Task prompt: Write each entry again exactly as shown, but without the images it holds.

(Entries taken from a collection)
- Opening Delimiter -
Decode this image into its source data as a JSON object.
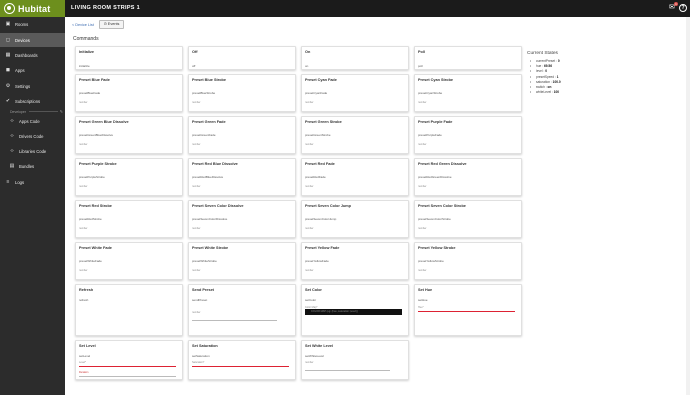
{
  "brand": {
    "name": "Hubitat"
  },
  "page_title": "LIVING ROOM STRIPS 1",
  "notifications": {
    "count": "1"
  },
  "breadcrumb": {
    "label": "< Device List"
  },
  "events_button": {
    "label": "⊙ Events"
  },
  "sidebar": {
    "items": [
      {
        "label": "Rooms",
        "icon": "rooms-icon",
        "glyph": "▣"
      },
      {
        "label": "Devices",
        "icon": "devices-icon",
        "glyph": "◻"
      },
      {
        "label": "Dashboards",
        "icon": "dashboards-icon",
        "glyph": "▦"
      },
      {
        "label": "Apps",
        "icon": "apps-icon",
        "glyph": "◼"
      },
      {
        "label": "Settings",
        "icon": "settings-icon",
        "glyph": "⚙"
      },
      {
        "label": "Subscriptions",
        "icon": "subscriptions-icon",
        "glyph": "✔"
      }
    ],
    "developer_label": "Developer",
    "dev_items": [
      {
        "label": "Apps Code",
        "icon": "code-icon",
        "glyph": "‹›"
      },
      {
        "label": "Drivers Code",
        "icon": "code-icon",
        "glyph": "‹›"
      },
      {
        "label": "Libraries Code",
        "icon": "code-icon",
        "glyph": "‹›"
      },
      {
        "label": "Bundles",
        "icon": "bundles-icon",
        "glyph": "▤"
      }
    ],
    "logs": {
      "label": "Logs",
      "icon": "logs-icon",
      "glyph": "≡"
    }
  },
  "commands": {
    "title": "Commands",
    "cards": [
      {
        "title": "Initialize",
        "command": "initialize"
      },
      {
        "title": "Off",
        "command": "off"
      },
      {
        "title": "On",
        "command": "on"
      },
      {
        "title": "Poll",
        "command": "poll"
      },
      {
        "title": "Preset Blue Fade",
        "command": "presetBlueFade",
        "number": "number"
      },
      {
        "title": "Preset Blue Strobe",
        "command": "presetBlueStrobe",
        "number": "number"
      },
      {
        "title": "Preset Cyan Fade",
        "command": "presetCyanFade",
        "number": "number"
      },
      {
        "title": "Preset Cyan Strobe",
        "command": "presetCyanStrobe",
        "number": "number"
      },
      {
        "title": "Preset Green Blue Dissolve",
        "command": "presetGreenBlueDissolve",
        "number": "number"
      },
      {
        "title": "Preset Green Fade",
        "command": "presetGreenFade",
        "number": "number"
      },
      {
        "title": "Preset Green Strobe",
        "command": "presetGreenStrobe",
        "number": "number"
      },
      {
        "title": "Preset Purple Fade",
        "command": "presetPurpleFade",
        "number": "number"
      },
      {
        "title": "Preset Purple Strobe",
        "command": "presetPurpleStrobe",
        "number": "number"
      },
      {
        "title": "Preset Red Blue Dissolve",
        "command": "presetRedBlueDissolve",
        "number": "number"
      },
      {
        "title": "Preset Red Fade",
        "command": "presetRedFade",
        "number": "number"
      },
      {
        "title": "Preset Red Green Dissolve",
        "command": "presetRedGreenDissolve",
        "number": "number"
      },
      {
        "title": "Preset Red Strobe",
        "command": "presetRedStrobe",
        "number": "number"
      },
      {
        "title": "Preset Seven Color Dissolve",
        "command": "presetSevenColorDissolve",
        "number": "number"
      },
      {
        "title": "Preset Seven Color Jump",
        "command": "presetSevenColorJump",
        "number": "number"
      },
      {
        "title": "Preset Seven Color Strobe",
        "command": "presetSevenColorStrobe",
        "number": "number"
      },
      {
        "title": "Preset White Fade",
        "command": "presetWhiteFade",
        "number": "number"
      },
      {
        "title": "Preset White Strobe",
        "command": "presetWhiteStrobe",
        "number": "number"
      },
      {
        "title": "Preset Yellow Fade",
        "command": "presetYellowFade",
        "number": "number"
      },
      {
        "title": "Preset Yellow Strobe",
        "command": "presetYellowStrobe",
        "number": "number"
      },
      {
        "title": "Refresh",
        "command": "refresh"
      },
      {
        "title": "Send Preset",
        "command": "sendPreset",
        "number": "number"
      },
      {
        "title": "Set Color",
        "command": "setColor",
        "field_label": "Color Map*",
        "field_value": "COLOR MAP (eg: {hue:,saturation:,level:})"
      },
      {
        "title": "Set Hue",
        "command": "setHue",
        "field_label": "Hue*"
      },
      {
        "title": "Set Level",
        "command": "setLevel",
        "field_label": "Level*",
        "field_label_2": "Duration"
      },
      {
        "title": "Set Saturation",
        "command": "setSaturation",
        "field_label": "Saturation*"
      },
      {
        "title": "Set White Level",
        "command": "setWhiteLevel",
        "number": "number"
      }
    ]
  },
  "current_states": {
    "title": "Current States",
    "items": [
      {
        "key": "currentPreset",
        "value": "0"
      },
      {
        "key": "hue",
        "value": "69.56"
      },
      {
        "key": "level",
        "value": "0"
      },
      {
        "key": "presetSpeed",
        "value": "1"
      },
      {
        "key": "saturation",
        "value": "100.0"
      },
      {
        "key": "switch",
        "value": "on"
      },
      {
        "key": "whiteLevel",
        "value": "100"
      }
    ]
  }
}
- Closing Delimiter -
Task result:
Decode this image into its source data as a JSON object.
{
  "brand": {
    "name": "Hubitat"
  },
  "page_title": "LIVING ROOM STRIPS 1",
  "notifications": {
    "count": "1"
  },
  "breadcrumb": {
    "label": "< Device List"
  },
  "events_button": {
    "label": "⊙ Events"
  },
  "sidebar": {
    "items": [
      {
        "label": "Rooms",
        "icon": "rooms-icon",
        "glyph": "▣"
      },
      {
        "label": "Devices",
        "icon": "devices-icon",
        "glyph": "◻"
      },
      {
        "label": "Dashboards",
        "icon": "dashboards-icon",
        "glyph": "▦"
      },
      {
        "label": "Apps",
        "icon": "apps-icon",
        "glyph": "◼"
      },
      {
        "label": "Settings",
        "icon": "settings-icon",
        "glyph": "⚙"
      },
      {
        "label": "Subscriptions",
        "icon": "subscriptions-icon",
        "glyph": "✔"
      }
    ],
    "developer_label": "Developer",
    "dev_items": [
      {
        "label": "Apps Code",
        "icon": "code-icon",
        "glyph": "‹›"
      },
      {
        "label": "Drivers Code",
        "icon": "code-icon",
        "glyph": "‹›"
      },
      {
        "label": "Libraries Code",
        "icon": "code-icon",
        "glyph": "‹›"
      },
      {
        "label": "Bundles",
        "icon": "bundles-icon",
        "glyph": "▤"
      }
    ],
    "logs": {
      "label": "Logs",
      "icon": "logs-icon",
      "glyph": "≡"
    }
  },
  "commands": {
    "title": "Commands",
    "cards": [
      {
        "title": "Initialize",
        "command": "initialize"
      },
      {
        "title": "Off",
        "command": "off"
      },
      {
        "title": "On",
        "command": "on"
      },
      {
        "title": "Poll",
        "command": "poll"
      },
      {
        "title": "Preset Blue Fade",
        "command": "presetBlueFade",
        "number": "number"
      },
      {
        "title": "Preset Blue Strobe",
        "command": "presetBlueStrobe",
        "number": "number"
      },
      {
        "title": "Preset Cyan Fade",
        "command": "presetCyanFade",
        "number": "number"
      },
      {
        "title": "Preset Cyan Strobe",
        "command": "presetCyanStrobe",
        "number": "number"
      },
      {
        "title": "Preset Green Blue Dissolve",
        "command": "presetGreenBlueDissolve",
        "number": "number"
      },
      {
        "title": "Preset Green Fade",
        "command": "presetGreenFade",
        "number": "number"
      },
      {
        "title": "Preset Green Strobe",
        "command": "presetGreenStrobe",
        "number": "number"
      },
      {
        "title": "Preset Purple Fade",
        "command": "presetPurpleFade",
        "number": "number"
      },
      {
        "title": "Preset Purple Strobe",
        "command": "presetPurpleStrobe",
        "number": "number"
      },
      {
        "title": "Preset Red Blue Dissolve",
        "command": "presetRedBlueDissolve",
        "number": "number"
      },
      {
        "title": "Preset Red Fade",
        "command": "presetRedFade",
        "number": "number"
      },
      {
        "title": "Preset Red Green Dissolve",
        "command": "presetRedGreenDissolve",
        "number": "number"
      },
      {
        "title": "Preset Red Strobe",
        "command": "presetRedStrobe",
        "number": "number"
      },
      {
        "title": "Preset Seven Color Dissolve",
        "command": "presetSevenColorDissolve",
        "number": "number"
      },
      {
        "title": "Preset Seven Color Jump",
        "command": "presetSevenColorJump",
        "number": "number"
      },
      {
        "title": "Preset Seven Color Strobe",
        "command": "presetSevenColorStrobe",
        "number": "number"
      },
      {
        "title": "Preset White Fade",
        "command": "presetWhiteFade",
        "number": "number"
      },
      {
        "title": "Preset White Strobe",
        "command": "presetWhiteStrobe",
        "number": "number"
      },
      {
        "title": "Preset Yellow Fade",
        "command": "presetYellowFade",
        "number": "number"
      },
      {
        "title": "Preset Yellow Strobe",
        "command": "presetYellowStrobe",
        "number": "number"
      },
      {
        "title": "Refresh",
        "command": "refresh"
      },
      {
        "title": "Send Preset",
        "command": "sendPreset",
        "number": "number"
      },
      {
        "title": "Set Color",
        "command": "setColor",
        "field_label": "Color Map*",
        "field_value": "COLOR MAP (eg: {hue:,saturation:,level:})"
      },
      {
        "title": "Set Hue",
        "command": "setHue",
        "field_label": "Hue*"
      },
      {
        "title": "Set Level",
        "command": "setLevel",
        "field_label": "Level*",
        "field_label_2": "Duration"
      },
      {
        "title": "Set Saturation",
        "command": "setSaturation",
        "field_label": "Saturation*"
      },
      {
        "title": "Set White Level",
        "command": "setWhiteLevel",
        "number": "number"
      }
    ]
  },
  "current_states": {
    "title": "Current States",
    "items": [
      {
        "key": "currentPreset",
        "value": "0"
      },
      {
        "key": "hue",
        "value": "69.56"
      },
      {
        "key": "level",
        "value": "0"
      },
      {
        "key": "presetSpeed",
        "value": "1"
      },
      {
        "key": "saturation",
        "value": "100.0"
      },
      {
        "key": "switch",
        "value": "on"
      },
      {
        "key": "whiteLevel",
        "value": "100"
      }
    ]
  }
}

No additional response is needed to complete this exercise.